As we hit the mid spot of summer and the Fourth of July, my thoughts (and maybe yours) begin to turn to the upcoming deer season. As primarily a bowhunter, I begin to assess my inventory of gear. I’ll be needing about a half-dozen new arrows, new broadheads and probably an inspection of my bow at my local archery shop. Don’t wait until the week before the season opener! Archery shops will be covered up with hunters who waited and then want their tune-ups with a quick turnaround. Don’t be that hunter!
Get your gear ready now and begin your practicing, if you haven’t already. Practice a lot, especially the shots that will simulate the angle from an elevated stand. Those are crucial. Let’s move on.

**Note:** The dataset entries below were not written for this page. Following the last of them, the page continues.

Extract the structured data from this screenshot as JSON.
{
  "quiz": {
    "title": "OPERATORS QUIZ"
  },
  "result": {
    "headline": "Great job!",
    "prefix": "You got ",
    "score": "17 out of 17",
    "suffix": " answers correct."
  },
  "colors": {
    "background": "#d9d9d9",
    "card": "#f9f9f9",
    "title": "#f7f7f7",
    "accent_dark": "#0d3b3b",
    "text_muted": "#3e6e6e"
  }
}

My thoughts now start to wonder what impact COVID-19 will have on this deer season. I definitely think that it impacted turkey season. I think the woods were full of hunters who maybe just wanted to get out of the house after being under restrictions and perhaps even quarantine.
This deer season I believe we will see more hunters than we’ve seen in recent years taking to the woods, and I think we’ll see more does taken. Why? The cost of beef has certainly gone up lately, making just a burger on the grill kind of pricey.
As I reported earlier this year, my son, his girlfriend and I took several deer last season and donated one to a feed the hungry program. We processed the rest of the deer. It’s quite a comforting feeling looking in the chest freezer and seeing it slap full of ground venison that is cut with ribeye fat! That makes for some awesome burgers, tacos, burritos, chili, sloppy joes and more. So, I think more hunters will be out after freezer meat to feed their families.
According to statistics from DNR at georgiawildlife.com/harvest-summaries, 278,000 deer were killed by a little more than 200,000 hunters during the 2018-19 season. Keep in mind that we moved to the automated Game Check system in 2016, and data is now obtained by a combination of this information and telephone surveys. But we harvest far fewer deer than during the 1990s. Why? One of the reasons is there are now fewer hunters.
If you walk into most deer hunting camps, you’ll quickly see the average age of a deer hunter isn’t exactly a young person. Over the years, younger folks have been trending to do different things with their available time. Maybe there isn’t anyone to mentor them or provide opportunities to practice shooting or teach hunting tactics. Our friends at the DNR have a great Hunt & Learn Program. For more information, visit https://georgiawildlife.com/LearntoHuntFish.